While polysomnography captures important details such as brain activity (EEG), heart rhythm (ECH), eye movements (EOG), and muscle activity (EMG), it only captures these details when the study participant is visiting the sleep lab. It has been shown that one’s environment can also influence their sleep, so to truly understand topics such as sleep variability, longitudinal data must be collected to monitor sleep patterns over time in the study participant’s natural environment [6]. With the rise of new technology, study participants can now contribute data on their sleep health from the comfort of their own beds.

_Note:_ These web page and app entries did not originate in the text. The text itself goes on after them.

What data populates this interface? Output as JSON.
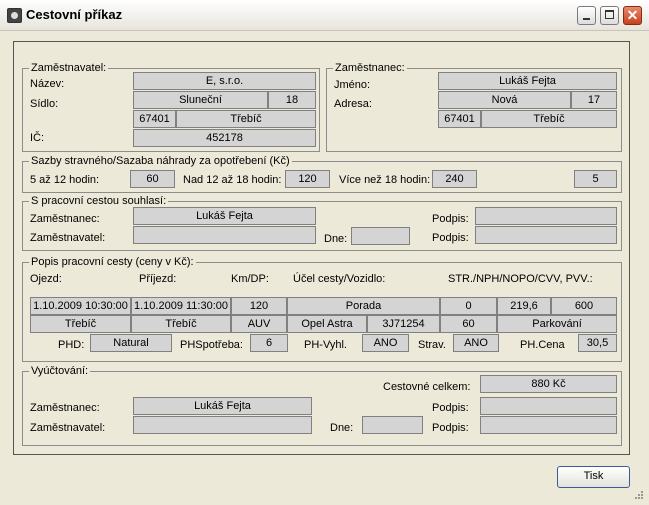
{
  "window": {
    "title": "Cestovní příkaz",
    "close_glyph": "✕"
  },
  "employer": {
    "legend": "Zaměstnavatel:",
    "name_label": "Název:",
    "name": "E, s.r.o.",
    "seat_label": "Sídlo:",
    "street": "Sluneční",
    "number": "18",
    "zip": "67401",
    "city": "Třebíč",
    "ico_label": "IČ:",
    "ico": "452178"
  },
  "employee": {
    "legend": "Zaměstnanec:",
    "name_label": "Jméno:",
    "name": "Lukáš Fejta",
    "address_label": "Adresa:",
    "street": "Nová",
    "number": "17",
    "zip": "67401",
    "city": "Třebíč"
  },
  "rates": {
    "legend": "Sazby stravného/Sazaba náhrady za opotřebení (Kč)",
    "r1_label": "5 až 12 hodin:",
    "r1": "60",
    "r2_label": "Nad 12 až 18 hodin:",
    "r2": "120",
    "r3_label": "Více než 18 hodin:",
    "r3": "240",
    "wear": "5"
  },
  "consent": {
    "legend": "S pracovní cestou souhlasí:",
    "employee_label": "Zaměstnanec:",
    "employee": "Lukáš Fejta",
    "employer_label": "Zaměstnavatel:",
    "employer": "",
    "date_label": "Dne:",
    "date": "",
    "sign1_label": "Podpis:",
    "sign2_label": "Podpis:"
  },
  "trip": {
    "legend": "Popis pracovní cesty (ceny v Kč):",
    "headers": {
      "departure": "Ojezd:",
      "arrival": "Příjezd:",
      "km": "Km/DP:",
      "purpose": "Účel cesty/Vozidlo:",
      "other": "STR./NPH/NOPO/CVV, PVV.:"
    },
    "row1": {
      "departure": "1.10.2009 10:30:00",
      "arrival": "1.10.2009 11:30:00",
      "km": "120",
      "purpose": "Porada",
      "str": "0",
      "nph": "219,6",
      "nopo": "600"
    },
    "row2": {
      "from": "Třebíč",
      "to": "Třebíč",
      "dp": "AUV",
      "car": "Opel Astra",
      "plate": "3J71254",
      "cvv": "60",
      "pvv": "Parkování"
    },
    "row3": {
      "phd_label": "PHD:",
      "phd": "Natural",
      "cons_label": "PHSpotřeba:",
      "cons": "6",
      "vyhl_label": "PH-Vyhl.",
      "vyhl": "ANO",
      "strav_label": "Strav.",
      "strav": "ANO",
      "price_label": "PH.Cena",
      "price": "30,5"
    }
  },
  "settlement": {
    "legend": "Vyúčtování:",
    "total_label": "Cestovné celkem:",
    "total": "880 Kč",
    "employee_label": "Zaměstnanec:",
    "employee": "Lukáš Fejta",
    "employer_label": "Zaměstnavatel:",
    "employer": "",
    "date_label": "Dne:",
    "date": "",
    "sign1_label": "Podpis:",
    "sign2_label": "Podpis:"
  },
  "footer": {
    "print_label": "Tisk"
  }
}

REFRESH sleep study

Digital Health Tech: A Dream Come True for Studying Sleep

The rise of consumer-focused digital health technologies has taken sleep research to a new digital revolution. In addition to heart rate and steps taken, wrist-worn activity trackers and smartphone apps also offer insights into basic sleep measurements such as duration, time to bed, time awake, and frequency of nighttime awakenings – objective metrics that are analyzed in traditional sleep research studies. The continuous and passive collection of these key metrics offers new data streams for clinicians and researchers to explore. With the added benefit of fully remote, cloud-based data storage, wearable technology creates exciting new decentralized research opportunities that can be centered around the participant experience to minimize burden and maximize engagement.  

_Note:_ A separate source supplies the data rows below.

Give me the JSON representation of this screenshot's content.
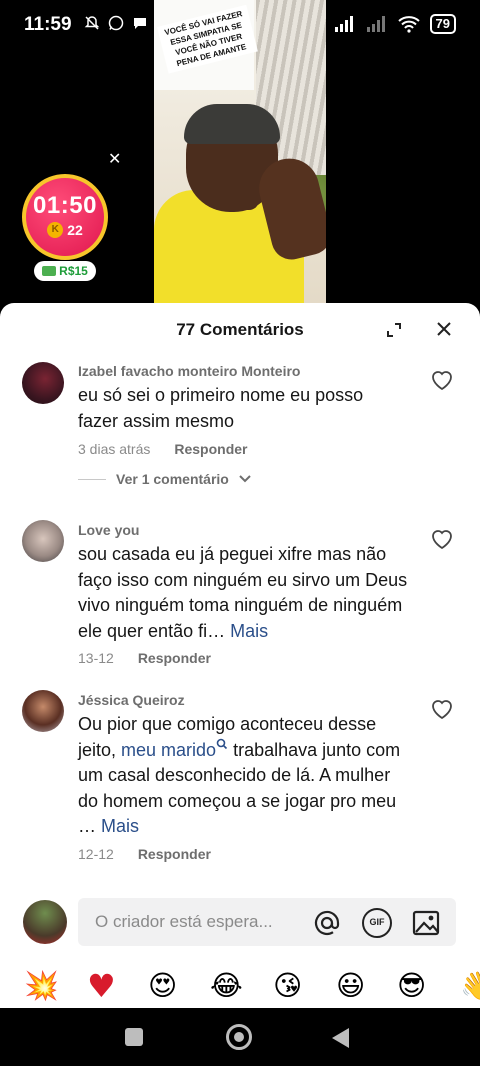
{
  "status_bar": {
    "time": "11:59",
    "battery": "79"
  },
  "video": {
    "caption": "VOCÊ SÓ VAI FAZER ESSA SIMPATIA SE VOCÊ NÃO TIVER PENA DE AMANTE"
  },
  "timer_widget": {
    "time": "01:50",
    "coin_icon": "K",
    "coins": "22",
    "reward": "R$15"
  },
  "sheet": {
    "title": "77 Comentários"
  },
  "comments": [
    {
      "user": "Izabel favacho monteiro Monteiro",
      "text": "eu só sei o primeiro nome eu posso fazer assim mesmo",
      "date": "3 dias atrás",
      "reply_label": "Responder",
      "view_replies": "Ver 1 comentário"
    },
    {
      "user": "Love you",
      "text": "sou casada eu já peguei  xifre mas não faço  isso  com ninguém  eu sirvo um Deus vivo  ninguém  toma ninguém  de ninguém  ele quer então  fi…",
      "more": "Mais",
      "date": "13-12",
      "reply_label": "Responder"
    },
    {
      "user": "Jéssica Queiroz",
      "text_before": "Ou pior que comigo aconteceu desse jeito, ",
      "mention": "meu marido",
      "text_after": " trabalhava junto com um casal desconhecido de lá. A mulher do homem começou a se jogar pro meu …",
      "more": "Mais",
      "date": "12-12",
      "reply_label": "Responder"
    }
  ],
  "input": {
    "placeholder": "O criador está espera...",
    "gif_label": "GIF"
  },
  "emoji_bar": [
    "💥",
    "♥",
    "😍",
    "😂",
    "😘",
    "😃",
    "😎",
    "👋"
  ],
  "colors": {
    "timer": "#e0164e",
    "timer_ring": "#f7c62b",
    "link": "#2b4f8a",
    "money": "#1f9d3a"
  }
}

In this two-part blog series, we describe how mobile digital health technologies, decentralized clinical trials, and the power of longitudinal health data have created a paradigm shift in how we study sleep.

REFRESH sleep study

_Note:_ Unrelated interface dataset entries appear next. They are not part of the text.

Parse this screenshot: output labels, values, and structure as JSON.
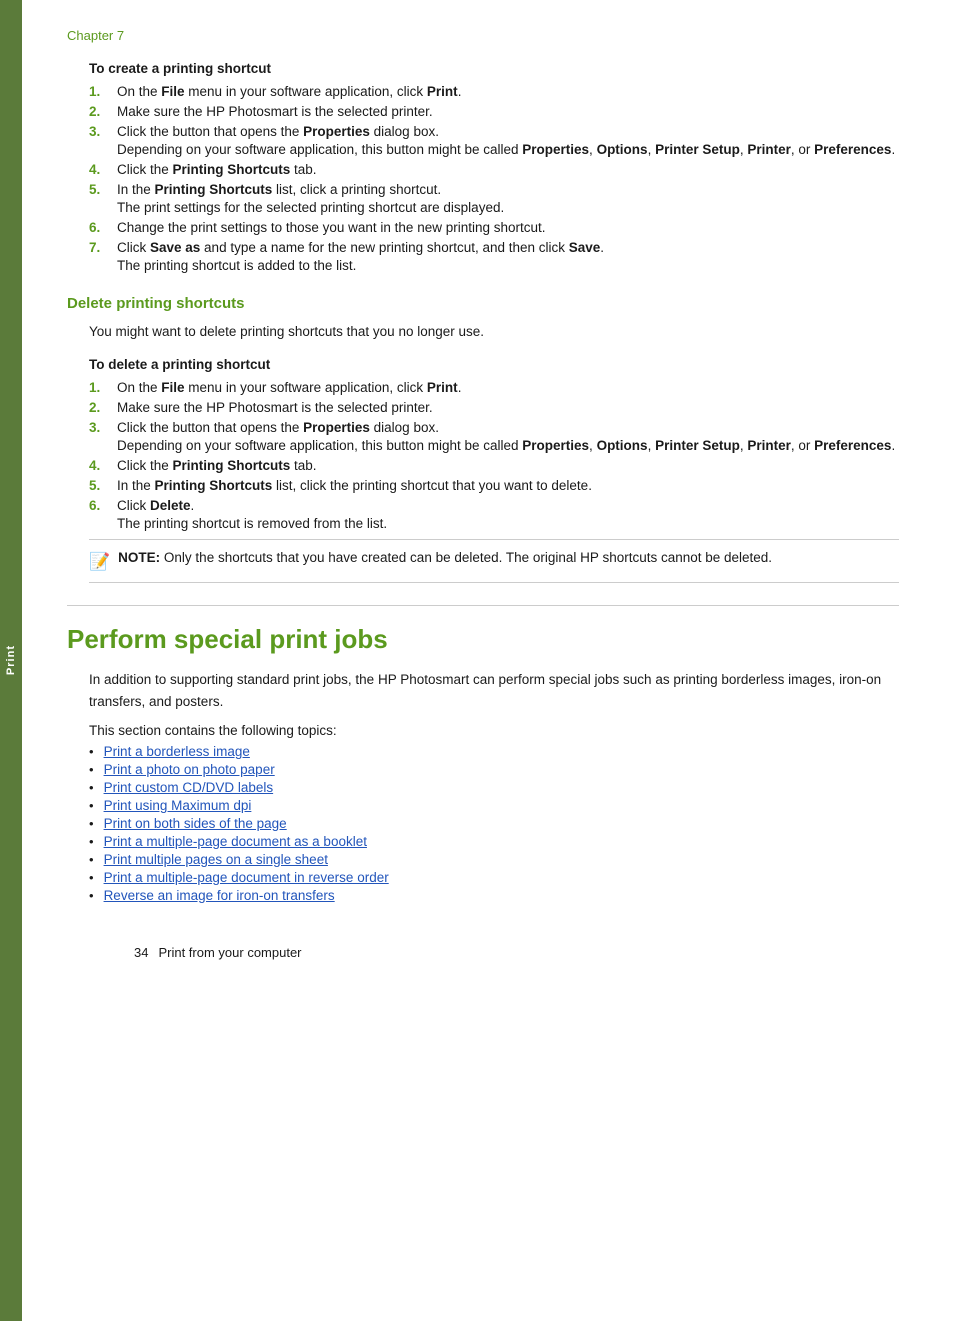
{
  "left_tab": {
    "label": "Print"
  },
  "chapter_label": "Chapter 7",
  "create_shortcut": {
    "heading": "To create a printing shortcut",
    "steps": [
      {
        "num": "1.",
        "text_plain": "On the ",
        "text_bold1": "File",
        "text_mid": " menu in your software application, click ",
        "text_bold2": "Print",
        "text_end": "."
      },
      {
        "num": "2.",
        "text": "Make sure the HP Photosmart is the selected printer."
      },
      {
        "num": "3.",
        "text_plain": "Click the button that opens the ",
        "text_bold1": "Properties",
        "text_end": " dialog box.",
        "sub": "Depending on your software application, this button might be called ",
        "sub_bold1": "Properties",
        "sub_sep1": ", ",
        "sub_bold2": "Options",
        "sub_sep2": ", ",
        "sub_bold3": "Printer Setup",
        "sub_sep3": ", ",
        "sub_bold4": "Printer",
        "sub_sep4": ", or ",
        "sub_bold5": "Preferences",
        "sub_end": "."
      },
      {
        "num": "4.",
        "text_plain": "Click the ",
        "text_bold1": "Printing Shortcuts",
        "text_end": " tab."
      },
      {
        "num": "5.",
        "text_plain": "In the ",
        "text_bold1": "Printing Shortcuts",
        "text_mid": " list, click a printing shortcut.",
        "sub": "The print settings for the selected printing shortcut are displayed."
      },
      {
        "num": "6.",
        "text": "Change the print settings to those you want in the new printing shortcut."
      },
      {
        "num": "7.",
        "text_plain": "Click ",
        "text_bold1": "Save as",
        "text_mid": " and type a name for the new printing shortcut, and then click ",
        "text_bold2": "Save",
        "text_end": ".",
        "sub": "The printing shortcut is added to the list."
      }
    ]
  },
  "delete_shortcuts": {
    "section_title": "Delete printing shortcuts",
    "intro": "You might want to delete printing shortcuts that you no longer use.",
    "heading": "To delete a printing shortcut",
    "steps": [
      {
        "num": "1.",
        "text_plain": "On the ",
        "text_bold1": "File",
        "text_mid": " menu in your software application, click ",
        "text_bold2": "Print",
        "text_end": "."
      },
      {
        "num": "2.",
        "text": "Make sure the HP Photosmart is the selected printer."
      },
      {
        "num": "3.",
        "text_plain": "Click the button that opens the ",
        "text_bold1": "Properties",
        "text_end": " dialog box.",
        "sub": "Depending on your software application, this button might be called ",
        "sub_bold1": "Properties",
        "sub_sep1": ", ",
        "sub_bold2": "Options",
        "sub_sep2": ", ",
        "sub_bold3": "Printer Setup",
        "sub_sep3": ", ",
        "sub_bold4": "Printer",
        "sub_sep4": ", or ",
        "sub_bold5": "Preferences",
        "sub_end": "."
      },
      {
        "num": "4.",
        "text_plain": "Click the ",
        "text_bold1": "Printing Shortcuts",
        "text_end": " tab."
      },
      {
        "num": "5.",
        "text_plain": "In the ",
        "text_bold1": "Printing Shortcuts",
        "text_mid": " list, click the printing shortcut that you want to delete."
      },
      {
        "num": "6.",
        "text_plain": "Click ",
        "text_bold1": "Delete",
        "text_end": ".",
        "sub": "The printing shortcut is removed from the list."
      }
    ],
    "note_label": "NOTE:",
    "note_text": "  Only the shortcuts that you have created can be deleted. The original HP shortcuts cannot be deleted."
  },
  "perform_section": {
    "title": "Perform special print jobs",
    "intro1": "In addition to supporting standard print jobs, the HP Photosmart can perform special jobs such as printing borderless images, iron-on transfers, and posters.",
    "intro2": "This section contains the following topics:",
    "links": [
      "Print a borderless image",
      "Print a photo on photo paper",
      "Print custom CD/DVD labels",
      "Print using Maximum dpi",
      "Print on both sides of the page",
      "Print a multiple-page document as a booklet",
      "Print multiple pages on a single sheet",
      "Print a multiple-page document in reverse order",
      "Reverse an image for iron-on transfers"
    ]
  },
  "footer": {
    "page_num": "34",
    "text": "Print from your computer"
  }
}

References:

  1. Schulz H, Salzarulo P. The Development of Sleep Medicine: A Historical Sketch. J Clin Sleep Med. 2016 Jul 15;12(7):1041-52. doi: 10.5664/jcsm.5946. PMID: 27250813; PMCID: PMC4918987.
  2. Grandner MA, Chakravorty S, Perlis ML, Oliver L, Gurubhagavatula I. Habitual sleep duration associated with self-reported and objectively determined cardiometabolic risk factors. Sleep Med. 2014 Jan;15(1):42-50. doi: 10.1016/j.sleep.2013.09.012. Epub 2013 Oct 28. PMID: 24333222; PMCID: PMC3947242.
  3. Jaiswal SJ, Quer G, Galarnyk M, Steinhubl SR, Topol EJ, Owens RL. Association of Sleep Duration and Variability With Body Mass Index: Sleep Measurements in a Large US Population of Wearable Sensor Users. JAMA Intern Med. 2020 Dec 1;180(12):1694-1696. doi: 10.1001/jamainternmed.2020.2834. PMID: 32926073; PMCID: PMC7490746.
  4. Rechtschaffen A, Bergmann BM, Everson CA, Kushida CA, Gilliland MA. Sleep deprivation in the rat: X. Integration and discussion of the findings. Sleep. 1989 Feb;12(1):68-87. PMID: 2648533.
  5. Shepard JW Jr, Buysse DJ, Chesson AL Jr, Dement WC, Goldberg R, Guilleminault C, Harris CD, Iber C, Mignot E, Mitler MM, Moore KE, Phillips BA, Quan SF, Rosenberg RS, Roth T, Schmidt HS, Silber MH, Walsh JK, White DP. History of the development of sleep medicine in the United States. J Clin Sleep Med. 2005 Jan 15;1(1):61-82. PMID: 17561617; PMCID: PMC2413168.
  6. Pandi-Perumal SR, Spence DW, Brown GM, Thorpy MJ. Great challenges to sleep medicine: problems and paradigms. Front Neurol. 2010 Jun 14;1:7. doi: 10.3389/fneur.2010.00007. PMID: 21206765; PMCID: PMC3009452.